• **TRY IT**
Each record below must be written out again in exactly the same form.

• **EXTRACTED DATA**
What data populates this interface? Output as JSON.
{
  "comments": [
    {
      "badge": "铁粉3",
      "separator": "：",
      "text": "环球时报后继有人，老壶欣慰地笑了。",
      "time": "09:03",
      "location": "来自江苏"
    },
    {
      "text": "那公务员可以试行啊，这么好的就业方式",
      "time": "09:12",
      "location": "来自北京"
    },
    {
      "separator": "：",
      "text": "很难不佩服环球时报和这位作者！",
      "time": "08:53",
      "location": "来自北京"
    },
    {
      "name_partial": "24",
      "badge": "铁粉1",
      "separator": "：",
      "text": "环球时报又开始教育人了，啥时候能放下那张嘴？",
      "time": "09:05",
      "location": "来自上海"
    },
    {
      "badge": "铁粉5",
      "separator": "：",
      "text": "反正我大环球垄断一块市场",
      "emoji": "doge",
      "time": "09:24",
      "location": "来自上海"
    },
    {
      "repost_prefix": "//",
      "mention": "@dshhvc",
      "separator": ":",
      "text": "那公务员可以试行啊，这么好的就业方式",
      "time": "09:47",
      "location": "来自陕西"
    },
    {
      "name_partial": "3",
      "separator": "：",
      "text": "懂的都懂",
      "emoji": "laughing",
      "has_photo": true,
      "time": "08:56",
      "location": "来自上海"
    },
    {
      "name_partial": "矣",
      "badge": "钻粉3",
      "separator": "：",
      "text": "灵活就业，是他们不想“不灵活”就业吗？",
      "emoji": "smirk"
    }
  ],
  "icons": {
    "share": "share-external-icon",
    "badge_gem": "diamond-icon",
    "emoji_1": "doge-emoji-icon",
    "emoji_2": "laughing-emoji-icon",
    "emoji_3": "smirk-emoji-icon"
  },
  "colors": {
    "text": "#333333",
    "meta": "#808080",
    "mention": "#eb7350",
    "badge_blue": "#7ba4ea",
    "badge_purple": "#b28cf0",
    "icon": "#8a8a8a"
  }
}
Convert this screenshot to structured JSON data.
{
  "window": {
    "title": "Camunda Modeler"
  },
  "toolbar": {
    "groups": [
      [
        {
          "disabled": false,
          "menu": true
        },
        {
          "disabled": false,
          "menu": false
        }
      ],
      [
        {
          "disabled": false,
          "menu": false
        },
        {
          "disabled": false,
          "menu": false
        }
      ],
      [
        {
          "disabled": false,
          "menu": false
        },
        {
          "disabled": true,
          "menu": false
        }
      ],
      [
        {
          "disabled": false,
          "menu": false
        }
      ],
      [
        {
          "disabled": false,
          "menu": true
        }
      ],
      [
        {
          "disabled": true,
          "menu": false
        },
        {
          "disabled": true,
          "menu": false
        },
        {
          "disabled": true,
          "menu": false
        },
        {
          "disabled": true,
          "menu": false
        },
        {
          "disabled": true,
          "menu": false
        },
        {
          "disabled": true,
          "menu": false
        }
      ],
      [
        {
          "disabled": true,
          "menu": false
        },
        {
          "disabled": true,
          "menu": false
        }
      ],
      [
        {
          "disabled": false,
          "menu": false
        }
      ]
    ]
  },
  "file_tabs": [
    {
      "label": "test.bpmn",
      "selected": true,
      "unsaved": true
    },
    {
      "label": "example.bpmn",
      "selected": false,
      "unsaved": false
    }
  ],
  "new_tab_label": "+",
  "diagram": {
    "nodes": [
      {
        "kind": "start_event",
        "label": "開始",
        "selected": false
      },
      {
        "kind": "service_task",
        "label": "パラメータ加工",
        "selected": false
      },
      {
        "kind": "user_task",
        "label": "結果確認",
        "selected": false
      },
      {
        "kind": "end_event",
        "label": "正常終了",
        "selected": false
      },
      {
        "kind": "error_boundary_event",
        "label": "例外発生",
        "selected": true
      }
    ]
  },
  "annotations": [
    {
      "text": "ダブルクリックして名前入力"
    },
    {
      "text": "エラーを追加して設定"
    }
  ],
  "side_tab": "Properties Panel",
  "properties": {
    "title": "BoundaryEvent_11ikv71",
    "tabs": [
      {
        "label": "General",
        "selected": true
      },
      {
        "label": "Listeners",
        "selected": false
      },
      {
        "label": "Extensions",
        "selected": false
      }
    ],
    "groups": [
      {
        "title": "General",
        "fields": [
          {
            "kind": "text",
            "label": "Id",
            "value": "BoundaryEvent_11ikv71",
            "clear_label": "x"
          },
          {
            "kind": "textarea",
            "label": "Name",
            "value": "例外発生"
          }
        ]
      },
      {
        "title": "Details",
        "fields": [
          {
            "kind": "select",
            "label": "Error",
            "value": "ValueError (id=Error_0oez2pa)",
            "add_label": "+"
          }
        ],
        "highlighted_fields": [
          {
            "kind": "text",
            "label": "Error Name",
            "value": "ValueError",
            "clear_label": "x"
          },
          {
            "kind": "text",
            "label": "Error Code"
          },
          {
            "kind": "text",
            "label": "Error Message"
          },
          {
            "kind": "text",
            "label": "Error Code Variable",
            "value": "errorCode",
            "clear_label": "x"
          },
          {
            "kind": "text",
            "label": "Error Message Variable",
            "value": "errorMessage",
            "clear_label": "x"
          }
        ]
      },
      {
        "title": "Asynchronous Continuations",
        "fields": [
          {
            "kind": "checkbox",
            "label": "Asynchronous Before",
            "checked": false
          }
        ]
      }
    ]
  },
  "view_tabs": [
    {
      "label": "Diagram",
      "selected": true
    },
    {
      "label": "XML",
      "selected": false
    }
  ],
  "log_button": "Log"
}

• **RESULT OF THIS TASK**
What data populates this interface? Output as JSON.
{
  "comments": [
    {
      "badge": "铁粉3",
      "separator": "：",
      "text": "环球时报后继有人，老壶欣慰地笑了。",
      "time": "09:03",
      "location": "来自江苏"
    },
    {
      "text": "那公务员可以试行啊，这么好的就业方式",
      "time": "09:12",
      "location": "来自北京"
    },
    {
      "separator": "：",
      "text": "很难不佩服环球时报和这位作者！",
      "time": "08:53",
      "location": "来自北京"
    },
    {
      "name_partial": "24",
      "badge": "铁粉1",
      "separator": "：",
      "text": "环球时报又开始教育人了，啥时候能放下那张嘴？",
      "time": "09:05",
      "location": "来自上海"
    },
    {
      "badge": "铁粉5",
      "separator": "：",
      "text": "反正我大环球垄断一块市场",
      "emoji": "doge",
      "time": "09:24",
      "location": "来自上海"
    },
    {
      "repost_prefix": "//",
      "mention": "@dshhvc",
      "separator": ":",
      "text": "那公务员可以试行啊，这么好的就业方式",
      "time": "09:47",
      "location": "来自陕西"
    },
    {
      "name_partial": "3",
      "separator": "：",
      "text": "懂的都懂",
      "emoji": "laughing",
      "has_photo": true,
      "time": "08:56",
      "location": "来自上海"
    },
    {
      "name_partial": "矣",
      "badge": "钻粉3",
      "separator": "：",
      "text": "灵活就业，是他们不想“不灵活”就业吗？",
      "emoji": "smirk"
    }
  ],
  "icons": {
    "share": "share-external-icon",
    "badge_gem": "diamond-icon",
    "emoji_1": "doge-emoji-icon",
    "emoji_2": "laughing-emoji-icon",
    "emoji_3": "smirk-emoji-icon"
  },
  "colors": {
    "text": "#333333",
    "meta": "#808080",
    "mention": "#eb7350",
    "badge_blue": "#7ba4ea",
    "badge_purple": "#b28cf0",
    "icon": "#8a8a8a"
  }
}
Convert this screenshot to structured JSON data.
{
  "window": {
    "title": "Camunda Modeler"
  },
  "toolbar": {
    "groups": [
      [
        {
          "disabled": false,
          "menu": true
        },
        {
          "disabled": false,
          "menu": false
        }
      ],
      [
        {
          "disabled": false,
          "menu": false
        },
        {
          "disabled": false,
          "menu": false
        }
      ],
      [
        {
          "disabled": false,
          "menu": false
        },
        {
          "disabled": true,
          "menu": false
        }
      ],
      [
        {
          "disabled": false,
          "menu": false
        }
      ],
      [
        {
          "disabled": false,
          "menu": true
        }
      ],
      [
        {
          "disabled": true,
          "menu": false
        },
        {
          "disabled": true,
          "menu": false
        },
        {
          "disabled": true,
          "menu": false
        },
        {
          "disabled": true,
          "menu": false
        },
        {
          "disabled": true,
          "menu": false
        },
        {
          "disabled": true,
          "menu": false
        }
      ],
      [
        {
          "disabled": true,
          "menu": false
        },
        {
          "disabled": true,
          "menu": false
        }
      ],
      [
        {
          "disabled": false,
          "menu": false
        }
      ]
    ]
  },
  "file_tabs": [
    {
      "label": "test.bpmn",
      "selected": true,
      "unsaved": true
    },
    {
      "label": "example.bpmn",
      "selected": false,
      "unsaved": false
    }
  ],
  "new_tab_label": "+",
  "diagram": {
    "nodes": [
      {
        "kind": "start_event",
        "label": "開始",
        "selected": false
      },
      {
        "kind": "service_task",
        "label": "パラメータ加工",
        "selected": false
      },
      {
        "kind": "user_task",
        "label": "結果確認",
        "selected": false
      },
      {
        "kind": "end_event",
        "label": "正常終了",
        "selected": false
      },
      {
        "kind": "error_boundary_event",
        "label": "例外発生",
        "selected": true
      }
    ]
  },
  "annotations": [
    {
      "text": "ダブルクリックして名前入力"
    },
    {
      "text": "エラーを追加して設定"
    }
  ],
  "side_tab": "Properties Panel",
  "properties": {
    "title": "BoundaryEvent_11ikv71",
    "tabs": [
      {
        "label": "General",
        "selected": true
      },
      {
        "label": "Listeners",
        "selected": false
      },
      {
        "label": "Extensions",
        "selected": false
      }
    ],
    "groups": [
      {
        "title": "General",
        "fields": [
          {
            "kind": "text",
            "label": "Id",
            "value": "BoundaryEvent_11ikv71",
            "clear_label": "x"
          },
          {
            "kind": "textarea",
            "label": "Name",
            "value": "例外発生"
          }
        ]
      },
      {
        "title": "Details",
        "fields": [
          {
            "kind": "select",
            "label": "Error",
            "value": "ValueError (id=Error_0oez2pa)",
            "add_label": "+"
          }
        ],
        "highlighted_fields": [
          {
            "kind": "text",
            "label": "Error Name",
            "value": "ValueError",
            "clear_label": "x"
          },
          {
            "kind": "text",
            "label": "Error Code"
          },
          {
            "kind": "text",
            "label": "Error Message"
          },
          {
            "kind": "text",
            "label": "Error Code Variable",
            "value": "errorCode",
            "clear_label": "x"
          },
          {
            "kind": "text",
            "label": "Error Message Variable",
            "value": "errorMessage",
            "clear_label": "x"
          }
        ]
      },
      {
        "title": "Asynchronous Continuations",
        "fields": [
          {
            "kind": "checkbox",
            "label": "Asynchronous Before",
            "checked": false
          }
        ]
      }
    ]
  },
  "view_tabs": [
    {
      "label": "Diagram",
      "selected": true
    },
    {
      "label": "XML",
      "selected": false
    }
  ],
  "log_button": "Log"
}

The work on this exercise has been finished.